Eglentine Price: Treguna, Makoidees, Trecorum, Sadis Dee.
When I was kid, I loved BEDKNOBS AND BROOMSTICKS. I watched it several times, always delighting in its more magical elements and its more musical moments but, as a child, I could never really grasp the more bizarre elements of this family fare. When I saw the Nazis invading at the time, I just identified them as generic bad guys and went on my merry little way and watched clothing come to life. As an adult, not only do I have a stronger understanding of the realism underlying this wholly unrealistic tale, but I also felt a purveying sense of family being found and formed that, for a 1971 film, is years ahead of its time.
Angela Lansbury plays Eglentine Price (Eglentine?
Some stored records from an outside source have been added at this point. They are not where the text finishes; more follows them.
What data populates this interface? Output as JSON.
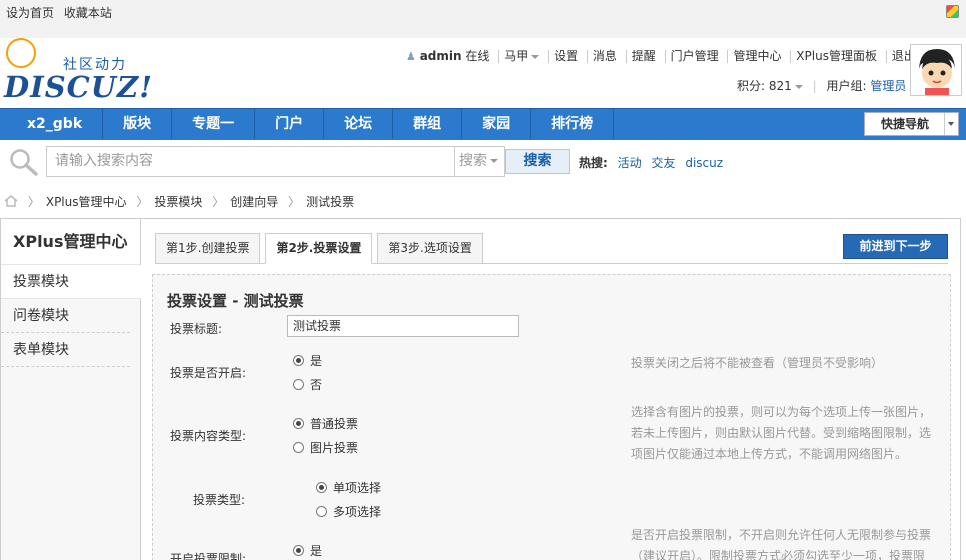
{
  "topbar": {
    "links": [
      "设为首页",
      "收藏本站"
    ]
  },
  "logo": {
    "tagline": "社区动力",
    "wordmark": "DISCUZ!"
  },
  "user_menu": {
    "username": "admin",
    "status": "在线",
    "items": [
      "马甲",
      "设置",
      "消息",
      "提醒",
      "门户管理",
      "管理中心",
      "XPlus管理面板",
      "退出"
    ],
    "credits_label": "积分: 821",
    "group_label": "用户组:",
    "group_value": "管理员"
  },
  "nav": {
    "tabs": [
      "x2_gbk",
      "版块",
      "专题一",
      "门户",
      "论坛",
      "群组",
      "家园",
      "排行榜"
    ],
    "quick_nav": "快捷导航"
  },
  "search": {
    "placeholder": "请输入搜索内容",
    "type": "搜索",
    "button": "搜索",
    "hot_label": "热搜:",
    "hot_keywords": [
      "活动",
      "交友",
      "discuz"
    ]
  },
  "breadcrumb": [
    "XPlus管理中心",
    "投票模块",
    "创建向导",
    "测试投票"
  ],
  "sidebar": {
    "title": "XPlus管理中心",
    "items": [
      "投票模块",
      "问卷模块",
      "表单模块"
    ]
  },
  "steps": [
    "第1步.创建投票",
    "第2步.投票设置",
    "第3步.选项设置"
  ],
  "next_button": "前进到下一步",
  "form": {
    "heading": "投票设置 - 测试投票",
    "title_label": "投票标题:",
    "title_value": "测试投票",
    "enabled_label": "投票是否开启:",
    "enabled_options": [
      "是",
      "否"
    ],
    "enabled_hint": "投票关闭之后将不能被查看（管理员不受影响）",
    "content_type_label": "投票内容类型:",
    "content_type_options": [
      "普通投票",
      "图片投票"
    ],
    "content_type_hint": "选择含有图片的投票，则可以为每个选项上传一张图片，若未上传图片，则由默认图片代替。受到缩略图限制，选项图片仅能通过本地上传方式，不能调用网络图片。",
    "vote_type_label": "投票类型:",
    "vote_type_options": [
      "单项选择",
      "多项选择"
    ],
    "limit_label": "开启投票限制:",
    "limit_options": [
      "是"
    ],
    "limit_hint": "是否开启投票限制，不开启则允许任何人无限制参与投票（建议开启）。限制投票方式必须勾选至少一项，投票限"
  },
  "colors": {
    "nav_bg": "#2b7acd",
    "link": "#1a5fa8",
    "next_btn": "#2669b5"
  }
}
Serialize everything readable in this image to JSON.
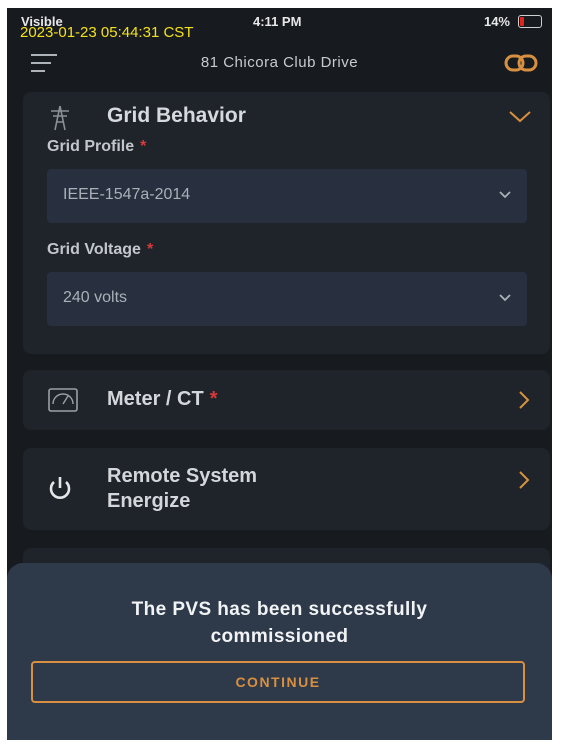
{
  "status_bar": {
    "carrier": "Visible",
    "time": "4:11 PM",
    "battery": "14%",
    "battery_color": "#e0251c"
  },
  "overlay_timestamp": "2023-01-23 05:44:31 CST",
  "header": {
    "site_name": "81 Chicora Club Drive",
    "menu_icon": "hamburger-menu-icon",
    "link_icon": "link-icon"
  },
  "grid_behavior": {
    "title": "Grid Behavior",
    "icon": "transmission-tower-icon",
    "profile_label": "Grid Profile",
    "profile_value": "IEEE-1547a-2014",
    "voltage_label": "Grid Voltage",
    "voltage_value": "240 volts",
    "required_mark": "*"
  },
  "meter": {
    "title": "Meter / CT",
    "icon": "meter-icon",
    "required_mark": "*"
  },
  "remote": {
    "title_line1": "Remote System",
    "title_line2": "Energize",
    "icon": "power-icon"
  },
  "dialog": {
    "message_line1": "The PVS has been successfully",
    "message_line2": "commissioned",
    "button": "CONTINUE"
  },
  "colors": {
    "accent": "#d89040",
    "required": "#d9393a",
    "background": "#171b20",
    "sheet": "#2e3a4a"
  }
}
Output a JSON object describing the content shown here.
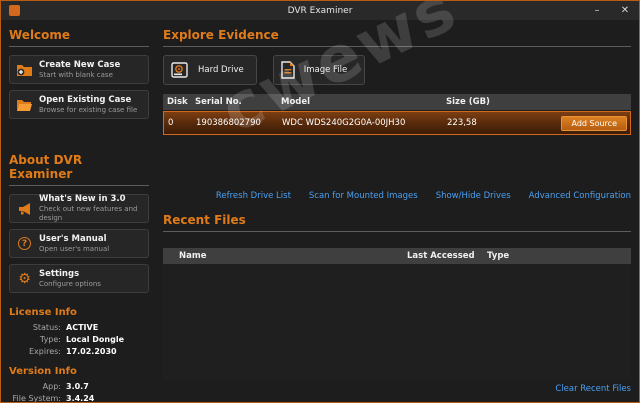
{
  "window": {
    "title": "DVR Examiner",
    "minimize_label": "–",
    "close_label": "✕"
  },
  "watermark": "cwews",
  "colors": {
    "accent_orange": "#e07b1a",
    "selected_row_border": "#d2691e",
    "link_blue": "#4aa0f2",
    "window_bg": "#1d1d1d",
    "table_header_bg": "#3f3f3f"
  },
  "sidebar": {
    "welcome_heading": "Welcome",
    "welcome_items": [
      {
        "label": "Create New Case",
        "sublabel": "Start with blank case",
        "icon": "folder-plus-icon"
      },
      {
        "label": "Open Existing Case",
        "sublabel": "Browse for existing case file",
        "icon": "folder-open-icon"
      }
    ],
    "about_heading": "About DVR Examiner",
    "about_items": [
      {
        "label": "What's New in 3.0",
        "sublabel": "Check out new features and design",
        "icon": "megaphone-icon"
      },
      {
        "label": "User's Manual",
        "sublabel": "Open user's manual",
        "icon": "help-icon"
      },
      {
        "label": "Settings",
        "sublabel": "Configure options",
        "icon": "gear-icon"
      }
    ],
    "license_heading": "License Info",
    "license": [
      {
        "label": "Status:",
        "value": "ACTIVE"
      },
      {
        "label": "Type:",
        "value": "Local Dongle"
      },
      {
        "label": "Expires:",
        "value": "17.02.2030"
      }
    ],
    "version_heading": "Version Info",
    "version": [
      {
        "label": "App:",
        "value": "3.0.7"
      },
      {
        "label": "File System:",
        "value": "3.4.24"
      }
    ]
  },
  "main": {
    "explore_heading": "Explore Evidence",
    "source_buttons": [
      {
        "label": "Hard Drive",
        "icon": "hard-drive-icon"
      },
      {
        "label": "Image File",
        "icon": "image-file-icon"
      }
    ],
    "drives_table": {
      "headers": [
        "Disk",
        "Serial No.",
        "Model",
        "Size (GB)"
      ],
      "rows": [
        {
          "disk": "0",
          "serial": "190386802790",
          "model": "WDC WDS240G2G0A-00JH30",
          "size": "223,58",
          "action": "Add Source"
        }
      ]
    },
    "drive_links": [
      "Refresh Drive List",
      "Scan for Mounted Images",
      "Show/Hide Drives",
      "Advanced Configuration"
    ],
    "recent_heading": "Recent Files",
    "recent_table": {
      "headers": [
        "Name",
        "Last Accessed",
        "Type"
      ]
    },
    "clear_recent_label": "Clear Recent Files"
  }
}
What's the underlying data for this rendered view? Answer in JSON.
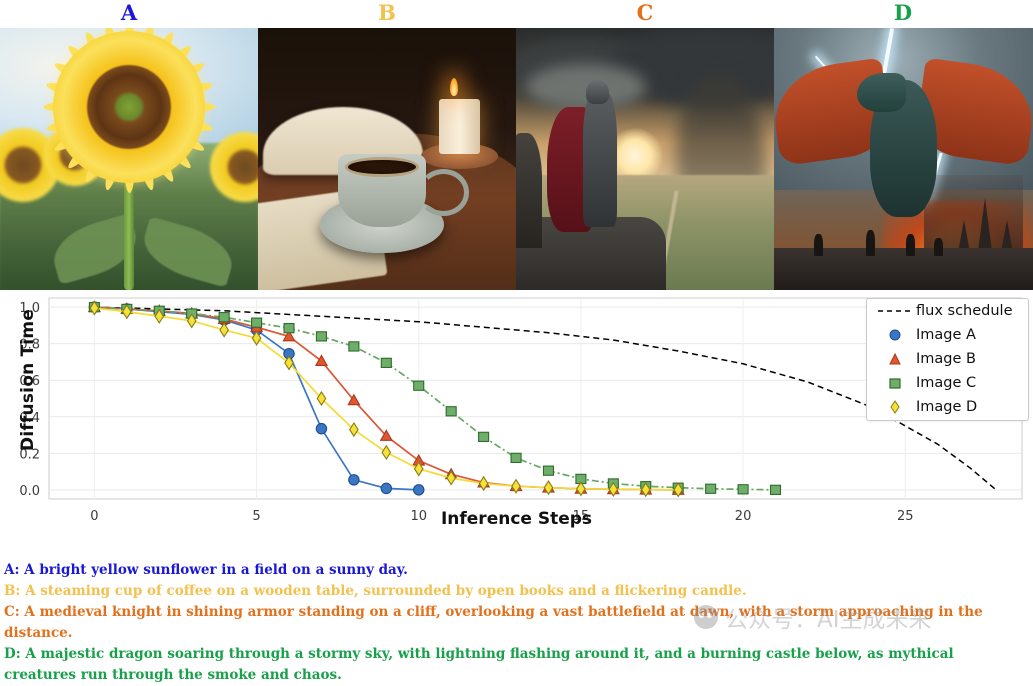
{
  "panels": [
    {
      "letter": "A",
      "color": "#1a18d6",
      "image_name": "sunflower-field-image"
    },
    {
      "letter": "B",
      "color": "#f2c14e",
      "image_name": "coffee-books-candle-image"
    },
    {
      "letter": "C",
      "color": "#e2711d",
      "image_name": "knight-cliff-image"
    },
    {
      "letter": "D",
      "color": "#18a04a",
      "image_name": "dragon-storm-image"
    }
  ],
  "chart_data": {
    "type": "line",
    "title": "",
    "xlabel": "Inference Steps",
    "ylabel": "Diffusion Time",
    "xlim": [
      -1.4,
      28.6
    ],
    "ylim": [
      -0.05,
      1.05
    ],
    "xticks": [
      0,
      5,
      10,
      15,
      20,
      25
    ],
    "yticks": [
      "0.0",
      "0.2",
      "0.4",
      "0.6",
      "0.8",
      "1.0"
    ],
    "grid": true,
    "legend_position": "upper right",
    "series": [
      {
        "name": "flux schedule",
        "style": "dashed",
        "color": "#000000",
        "marker": "none",
        "x": [
          0,
          2,
          4,
          6,
          8,
          10,
          12,
          14,
          16,
          18,
          20,
          22,
          24,
          26,
          27,
          27.8
        ],
        "y": [
          1.0,
          0.99,
          0.98,
          0.96,
          0.94,
          0.92,
          0.89,
          0.86,
          0.82,
          0.76,
          0.69,
          0.59,
          0.45,
          0.25,
          0.12,
          0.0
        ]
      },
      {
        "name": "Image A",
        "style": "solid",
        "color": "#3b76c4",
        "marker": "circle",
        "x": [
          0,
          1,
          2,
          3,
          4,
          5,
          6,
          7,
          8,
          9,
          10
        ],
        "y": [
          1.0,
          0.99,
          0.975,
          0.96,
          0.93,
          0.875,
          0.745,
          0.335,
          0.055,
          0.008,
          0.0
        ]
      },
      {
        "name": "Image B",
        "style": "solid",
        "color": "#dd5436",
        "marker": "triangle",
        "x": [
          0,
          1,
          2,
          3,
          4,
          5,
          6,
          7,
          8,
          9,
          10,
          11,
          12,
          13,
          14,
          15,
          16,
          17,
          18
        ],
        "y": [
          1.0,
          0.99,
          0.98,
          0.965,
          0.935,
          0.89,
          0.84,
          0.705,
          0.49,
          0.295,
          0.16,
          0.085,
          0.04,
          0.02,
          0.012,
          0.006,
          0.003,
          0.001,
          0.0
        ]
      },
      {
        "name": "Image C",
        "style": "dashdot",
        "color": "#66a861",
        "marker": "square",
        "x": [
          0,
          1,
          2,
          3,
          4,
          5,
          6,
          7,
          8,
          9,
          10,
          11,
          12,
          13,
          14,
          15,
          16,
          17,
          18,
          19,
          20,
          21
        ],
        "y": [
          1.0,
          0.99,
          0.98,
          0.965,
          0.945,
          0.915,
          0.885,
          0.84,
          0.785,
          0.695,
          0.57,
          0.43,
          0.29,
          0.175,
          0.105,
          0.06,
          0.035,
          0.02,
          0.012,
          0.006,
          0.003,
          0.0
        ]
      },
      {
        "name": "Image D",
        "style": "solid",
        "color": "#f2dc34",
        "marker": "diamond",
        "x": [
          0,
          1,
          2,
          3,
          4,
          5,
          6,
          7,
          8,
          9,
          10,
          11,
          12,
          13,
          14,
          15,
          16,
          17,
          18
        ],
        "y": [
          0.995,
          0.975,
          0.95,
          0.925,
          0.875,
          0.83,
          0.695,
          0.5,
          0.33,
          0.205,
          0.115,
          0.065,
          0.035,
          0.02,
          0.012,
          0.006,
          0.003,
          0.001,
          0.0
        ]
      }
    ]
  },
  "legend": {
    "items": [
      {
        "label": "flux schedule",
        "marker": "dashed-line",
        "color": "#000000"
      },
      {
        "label": "Image A",
        "marker": "circle",
        "color": "#3b76c4"
      },
      {
        "label": "Image B",
        "marker": "triangle",
        "color": "#dd5436"
      },
      {
        "label": "Image C",
        "marker": "square",
        "color": "#66a861"
      },
      {
        "label": "Image D",
        "marker": "diamond",
        "color": "#f2dc34"
      }
    ]
  },
  "captions": [
    {
      "text": "A: A bright yellow sunflower in a field on a sunny day.",
      "color": "#1a18d6"
    },
    {
      "text": "B: A steaming cup of coffee on a wooden table, surrounded by open books and a flickering candle.",
      "color": "#f2c14e"
    },
    {
      "text": "C: A medieval knight in shining armor standing on a cliff, overlooking a vast battlefield at dawn, with a storm approaching in the distance.",
      "color": "#e2711d"
    },
    {
      "text": "D: A majestic dragon soaring through a stormy sky, with lightning flashing around it, and a burning castle below, as mythical creatures run through the smoke and chaos.",
      "color": "#18a04a"
    }
  ],
  "watermark": {
    "text": "公众号：AI生成未来"
  }
}
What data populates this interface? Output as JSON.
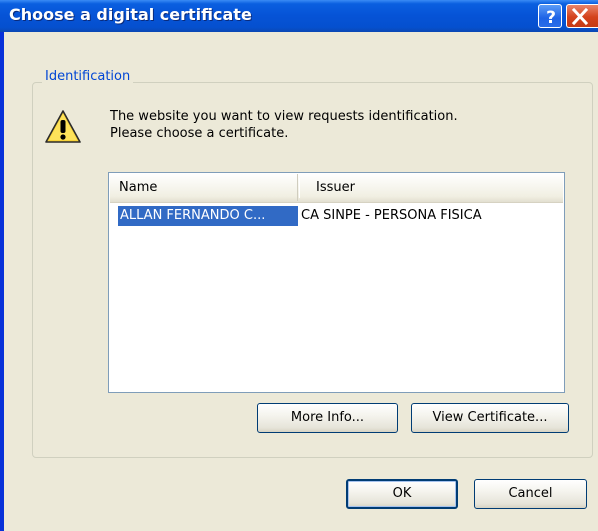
{
  "window": {
    "title": "Choose a digital certificate",
    "help_label": "?",
    "close_label": "X"
  },
  "group": {
    "legend": "Identification"
  },
  "message": {
    "line1": "The website you want to view requests identification.",
    "line2": "Please choose a certificate."
  },
  "certificate_list": {
    "columns": [
      "Name",
      "Issuer"
    ],
    "rows": [
      {
        "name": "ALLAN FERNANDO C...",
        "issuer": "CA SINPE - PERSONA FISICA",
        "selected": true
      }
    ]
  },
  "buttons": {
    "more_info": "More Info...",
    "view_certificate": "View Certificate...",
    "ok": "OK",
    "cancel": "Cancel"
  },
  "colors": {
    "titlebar": "#0653d6",
    "selection": "#316ac5",
    "legend_text": "#0046d5",
    "dialog_bg": "#ece9d8"
  },
  "icons": {
    "warning": "warning-icon",
    "help": "help-icon",
    "close": "close-icon"
  }
}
Really?), an apprentice witch who has been learning her trade via correspondence classes from one Mr. Emelius Brown (David Tomlinson). Three children are placed in Mrs. Price’s care after being evacuated from the city to avoid being bombed and Nazis may even invade this tiny village because of its access by boat. Mrs. Price is doing her part for the war effort as well as she believes her magic education, once completed, will provide her with the ability to be of great service to her country. The problem is that she isn’t all that great at magic, she’s none too fond of children, and her correspondence school is a total crock. Mrs. Price is nothing if not determined though and before too long, she has taken the children under her wing, and strapped them to a bed that can fly through space, so that she can locate the final pieces of a puzzle that, once solved, will allow her to realize her full potential, supposedly.
Premise aside, BEDKNOBS AND BROOMSTICKS, still enchants more than 40 years later. The music, from the Sherman brothers, compliments the whimsy of the tale perfectly and grounds the film firmly when the tone is more severe. The special effects themselves, including the mixed animation and live action sequences, have held up incredibly well, proving that Disney has always been ahead of their time. The film will forever be seen as a lesser MARY POPPINS, but thanks to a brand new restoration, it can also continue to thrill generations for years to come.